### [Exercise details]
Look for "number" in the listing below. Gather each line that contains it.

----------

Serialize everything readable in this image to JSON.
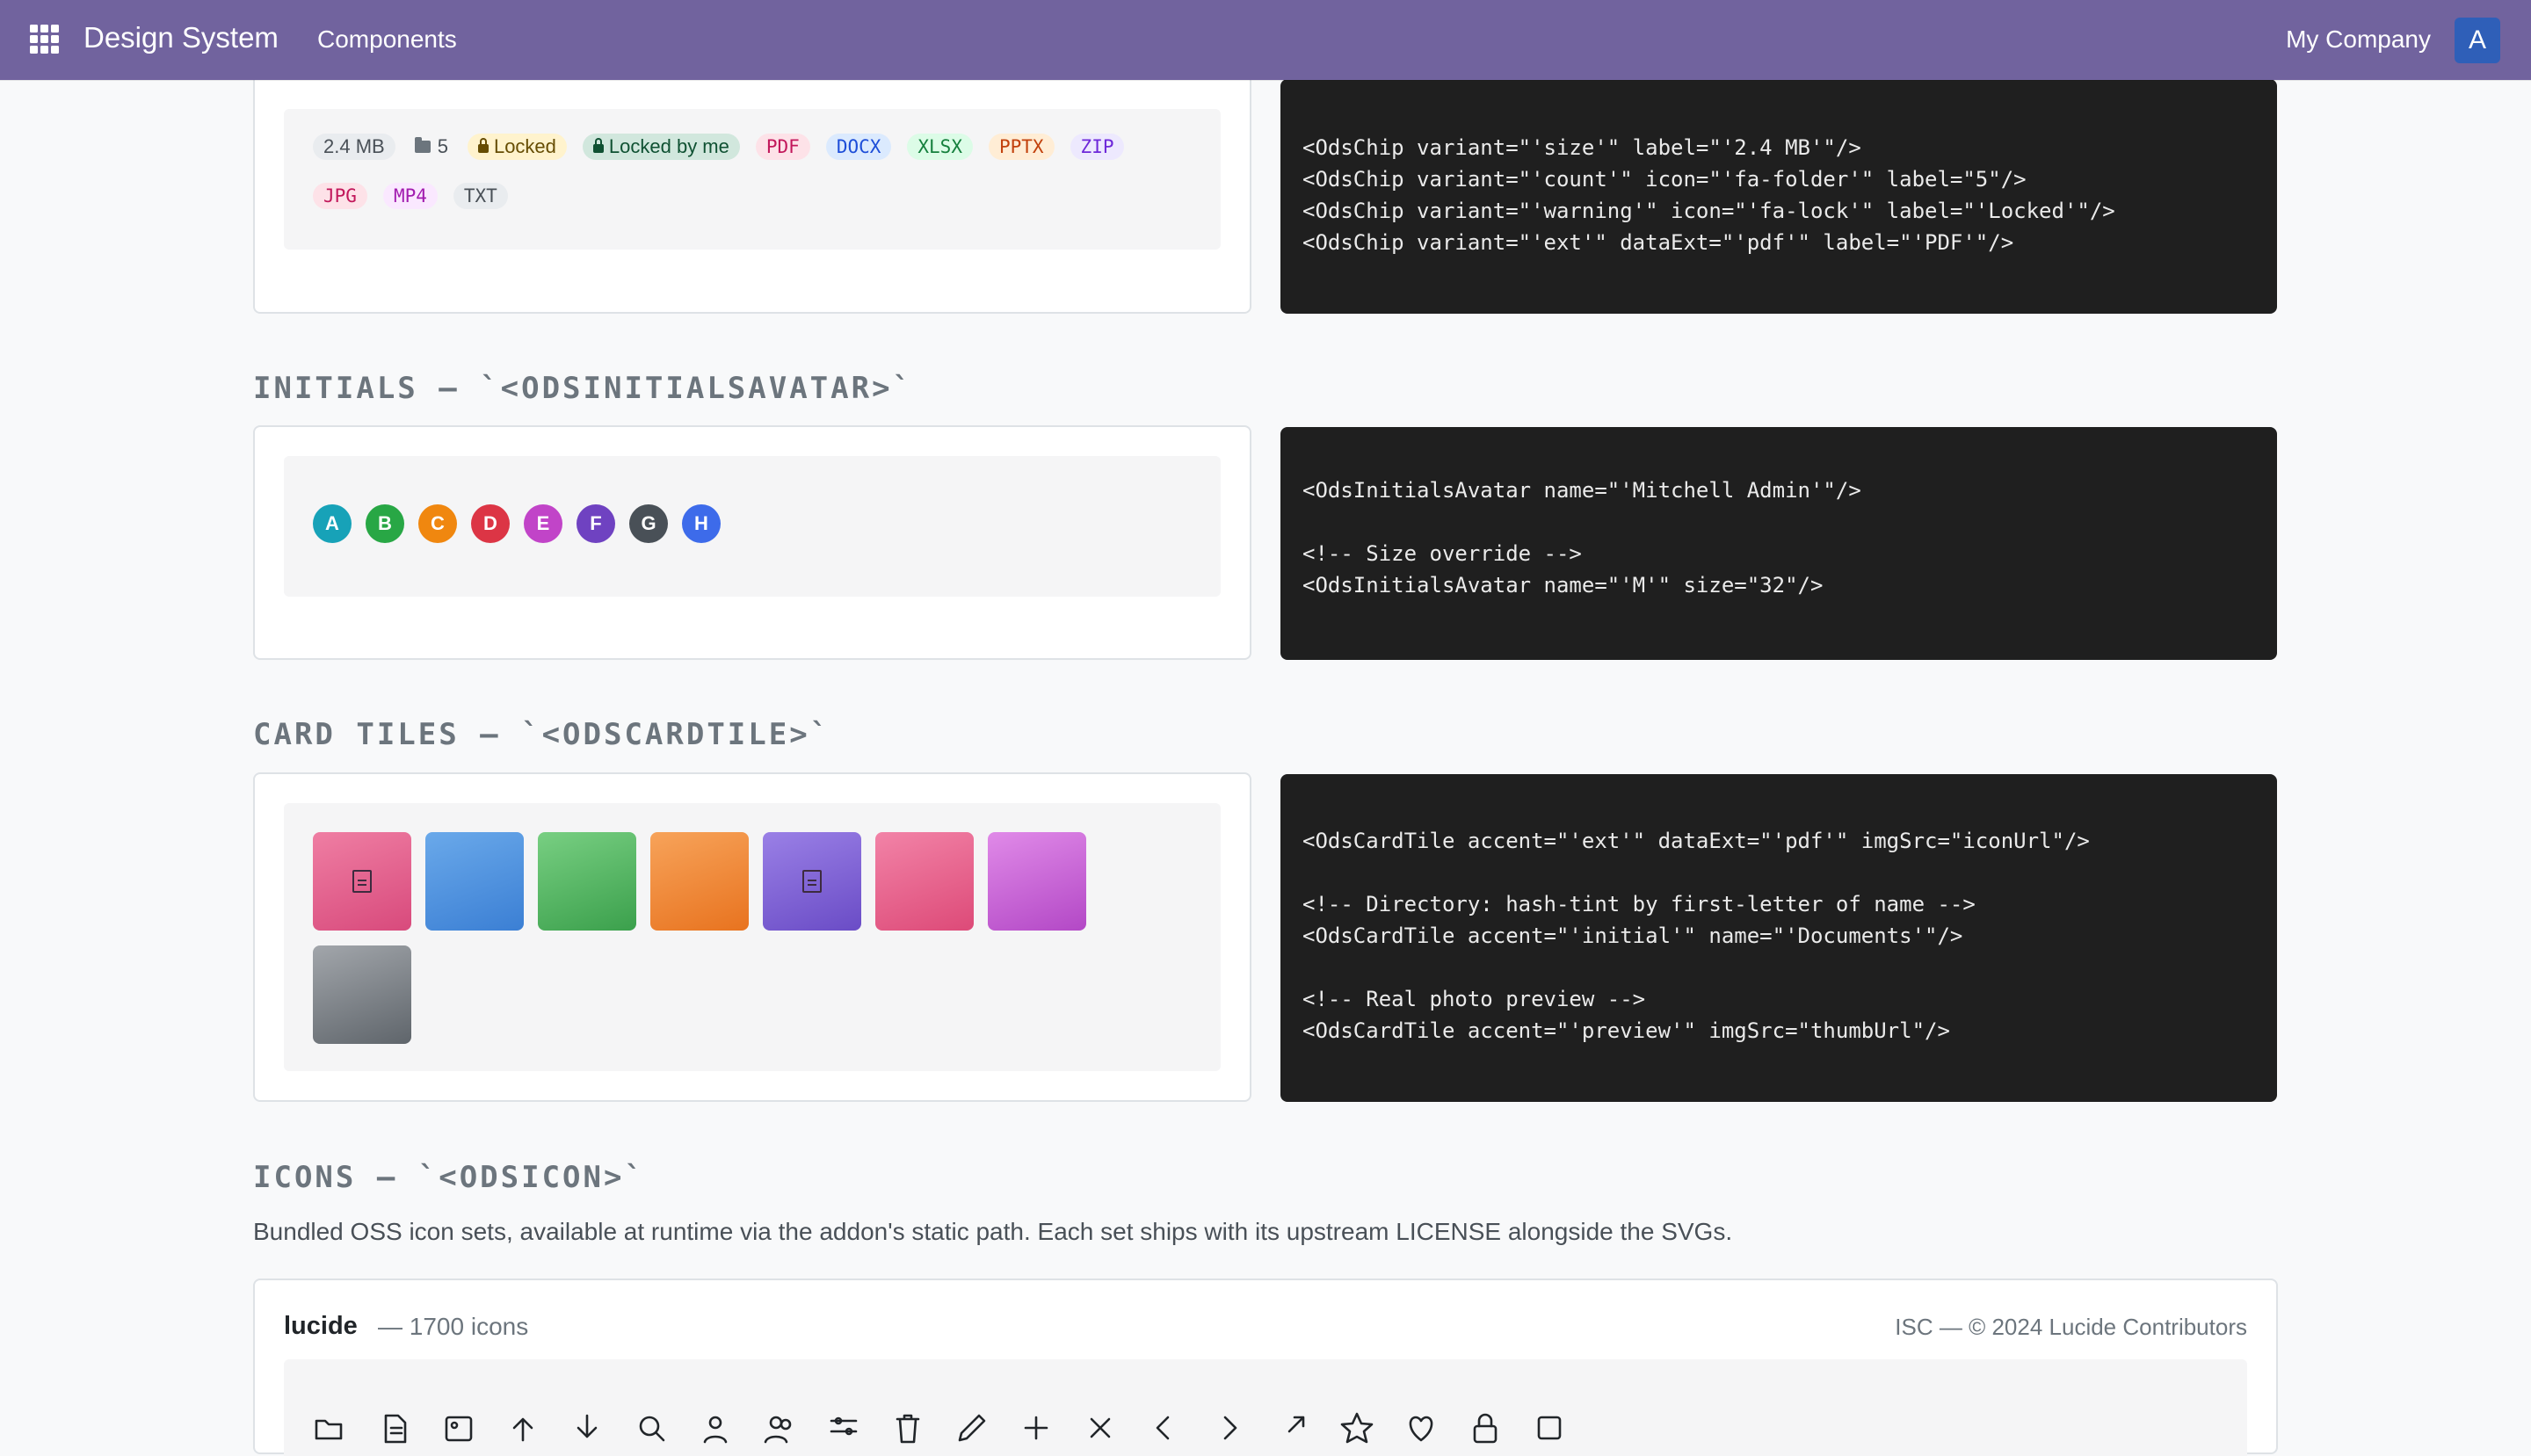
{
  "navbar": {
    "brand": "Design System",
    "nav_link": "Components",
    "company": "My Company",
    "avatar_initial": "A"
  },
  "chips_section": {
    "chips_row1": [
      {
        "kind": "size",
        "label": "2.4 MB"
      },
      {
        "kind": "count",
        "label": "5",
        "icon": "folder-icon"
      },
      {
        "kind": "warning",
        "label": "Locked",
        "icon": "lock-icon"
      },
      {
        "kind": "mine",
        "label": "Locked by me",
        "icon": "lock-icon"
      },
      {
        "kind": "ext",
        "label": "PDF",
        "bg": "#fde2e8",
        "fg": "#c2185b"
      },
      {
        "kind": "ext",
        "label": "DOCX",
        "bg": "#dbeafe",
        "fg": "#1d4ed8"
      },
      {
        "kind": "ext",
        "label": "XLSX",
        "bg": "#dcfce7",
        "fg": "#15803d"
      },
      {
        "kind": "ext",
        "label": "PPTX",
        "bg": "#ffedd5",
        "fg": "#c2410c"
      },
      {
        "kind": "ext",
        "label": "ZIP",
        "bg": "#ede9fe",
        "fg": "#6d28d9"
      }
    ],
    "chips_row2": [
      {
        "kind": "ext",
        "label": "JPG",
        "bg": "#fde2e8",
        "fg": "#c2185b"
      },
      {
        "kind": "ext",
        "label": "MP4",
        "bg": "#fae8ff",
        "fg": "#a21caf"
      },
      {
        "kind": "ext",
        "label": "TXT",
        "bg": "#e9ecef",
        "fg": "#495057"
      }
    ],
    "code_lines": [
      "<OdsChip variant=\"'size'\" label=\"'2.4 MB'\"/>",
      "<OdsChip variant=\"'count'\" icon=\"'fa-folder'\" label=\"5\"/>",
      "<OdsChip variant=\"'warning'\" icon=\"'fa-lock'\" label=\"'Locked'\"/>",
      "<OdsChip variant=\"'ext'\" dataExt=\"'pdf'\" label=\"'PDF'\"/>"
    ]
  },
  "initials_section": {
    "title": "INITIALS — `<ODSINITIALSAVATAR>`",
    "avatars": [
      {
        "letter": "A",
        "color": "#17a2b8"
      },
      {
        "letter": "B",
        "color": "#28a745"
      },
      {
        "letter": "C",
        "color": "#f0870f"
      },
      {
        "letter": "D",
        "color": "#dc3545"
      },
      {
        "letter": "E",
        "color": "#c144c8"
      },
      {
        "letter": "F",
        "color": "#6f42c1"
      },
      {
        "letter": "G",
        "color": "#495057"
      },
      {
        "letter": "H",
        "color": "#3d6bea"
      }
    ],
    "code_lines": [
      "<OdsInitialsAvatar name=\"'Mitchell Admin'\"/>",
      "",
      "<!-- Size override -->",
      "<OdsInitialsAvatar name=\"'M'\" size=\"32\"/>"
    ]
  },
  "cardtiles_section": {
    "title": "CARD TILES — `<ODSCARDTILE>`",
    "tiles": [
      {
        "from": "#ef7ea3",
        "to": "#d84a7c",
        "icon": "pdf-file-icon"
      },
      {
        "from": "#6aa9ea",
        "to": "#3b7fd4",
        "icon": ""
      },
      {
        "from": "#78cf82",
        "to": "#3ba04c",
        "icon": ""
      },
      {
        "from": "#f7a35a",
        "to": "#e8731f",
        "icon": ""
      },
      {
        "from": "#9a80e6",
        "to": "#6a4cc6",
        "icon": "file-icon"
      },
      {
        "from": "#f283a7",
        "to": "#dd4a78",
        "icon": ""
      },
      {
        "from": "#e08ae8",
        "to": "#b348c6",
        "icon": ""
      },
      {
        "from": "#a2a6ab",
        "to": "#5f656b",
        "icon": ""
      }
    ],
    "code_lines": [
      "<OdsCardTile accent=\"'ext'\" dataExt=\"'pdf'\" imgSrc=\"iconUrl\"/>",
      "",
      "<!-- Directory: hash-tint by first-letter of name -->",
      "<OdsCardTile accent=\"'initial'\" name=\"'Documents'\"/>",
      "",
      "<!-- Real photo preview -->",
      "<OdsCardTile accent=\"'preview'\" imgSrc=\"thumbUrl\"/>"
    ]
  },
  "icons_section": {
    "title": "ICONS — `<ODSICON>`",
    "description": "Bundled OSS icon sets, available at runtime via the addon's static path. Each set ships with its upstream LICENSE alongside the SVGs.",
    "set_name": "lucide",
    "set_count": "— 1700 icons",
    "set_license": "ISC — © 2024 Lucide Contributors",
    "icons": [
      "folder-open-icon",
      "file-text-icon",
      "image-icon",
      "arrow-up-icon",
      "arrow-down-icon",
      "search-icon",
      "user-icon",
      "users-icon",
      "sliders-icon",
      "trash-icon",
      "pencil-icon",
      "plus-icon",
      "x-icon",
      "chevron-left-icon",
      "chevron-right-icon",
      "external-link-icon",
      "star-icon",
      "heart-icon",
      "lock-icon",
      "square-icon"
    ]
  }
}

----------

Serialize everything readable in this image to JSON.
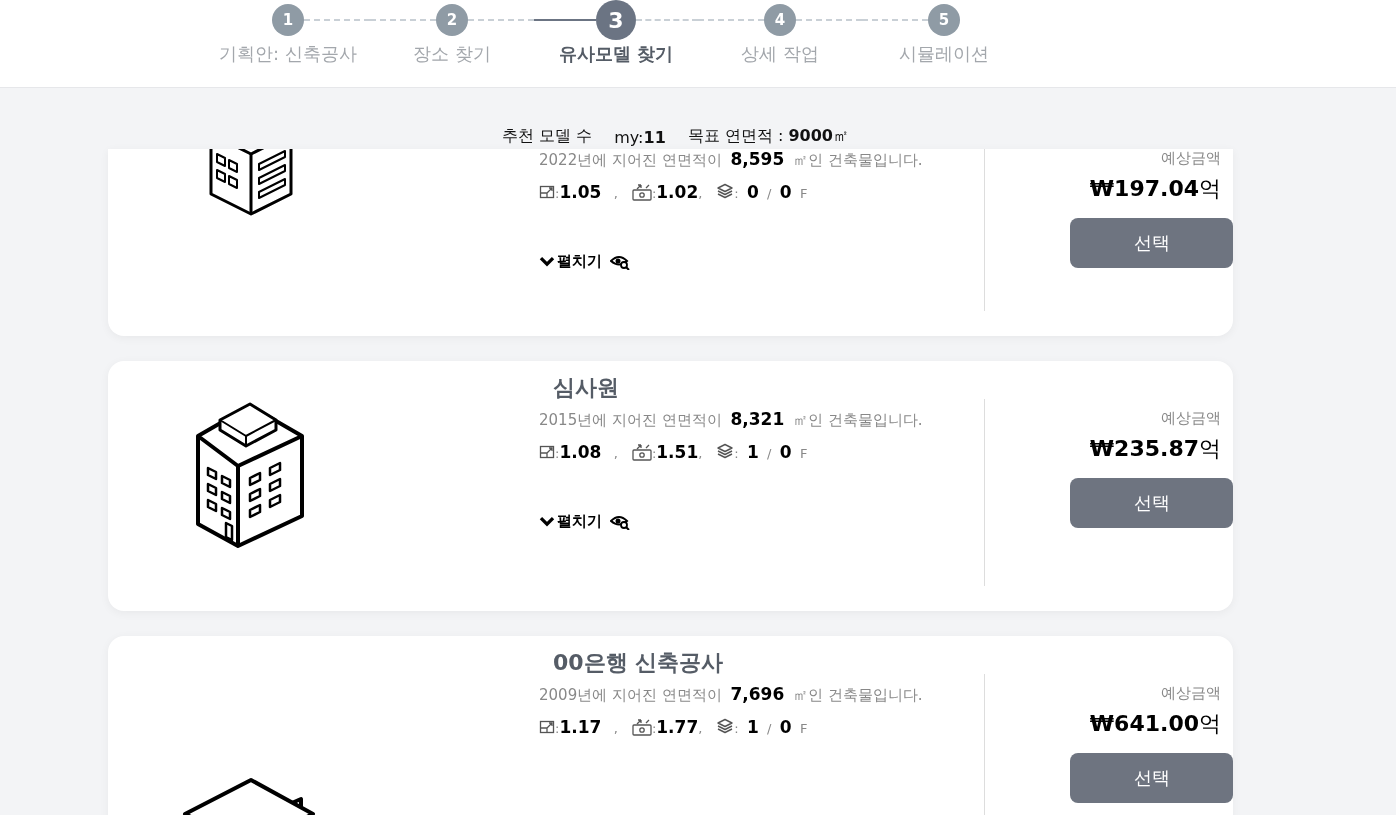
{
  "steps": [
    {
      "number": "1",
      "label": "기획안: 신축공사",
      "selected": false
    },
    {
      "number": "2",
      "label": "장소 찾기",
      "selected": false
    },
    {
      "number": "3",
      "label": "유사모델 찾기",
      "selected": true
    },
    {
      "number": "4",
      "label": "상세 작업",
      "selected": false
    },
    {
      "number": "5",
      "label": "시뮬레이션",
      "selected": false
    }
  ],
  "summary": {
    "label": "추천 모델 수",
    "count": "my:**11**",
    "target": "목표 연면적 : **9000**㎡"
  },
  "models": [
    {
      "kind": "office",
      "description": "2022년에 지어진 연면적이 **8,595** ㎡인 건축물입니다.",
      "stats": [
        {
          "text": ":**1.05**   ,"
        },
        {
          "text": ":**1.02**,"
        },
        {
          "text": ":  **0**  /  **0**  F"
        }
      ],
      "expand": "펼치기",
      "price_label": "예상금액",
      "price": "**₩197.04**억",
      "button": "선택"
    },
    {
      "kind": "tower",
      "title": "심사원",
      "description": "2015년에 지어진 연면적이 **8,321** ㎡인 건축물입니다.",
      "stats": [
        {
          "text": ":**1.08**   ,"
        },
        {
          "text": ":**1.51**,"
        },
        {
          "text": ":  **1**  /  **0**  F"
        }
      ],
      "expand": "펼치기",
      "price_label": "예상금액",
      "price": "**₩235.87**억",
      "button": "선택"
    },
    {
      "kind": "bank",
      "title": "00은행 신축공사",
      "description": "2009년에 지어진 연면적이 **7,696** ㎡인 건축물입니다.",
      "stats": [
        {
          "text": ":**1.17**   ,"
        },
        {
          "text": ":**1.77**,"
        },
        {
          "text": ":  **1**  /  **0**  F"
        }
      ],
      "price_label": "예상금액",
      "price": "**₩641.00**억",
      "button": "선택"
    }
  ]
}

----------

### [Response area]
      "number": "1",
      "number": "2",
      "number": "3",
      "number": "4",
      "number": "5",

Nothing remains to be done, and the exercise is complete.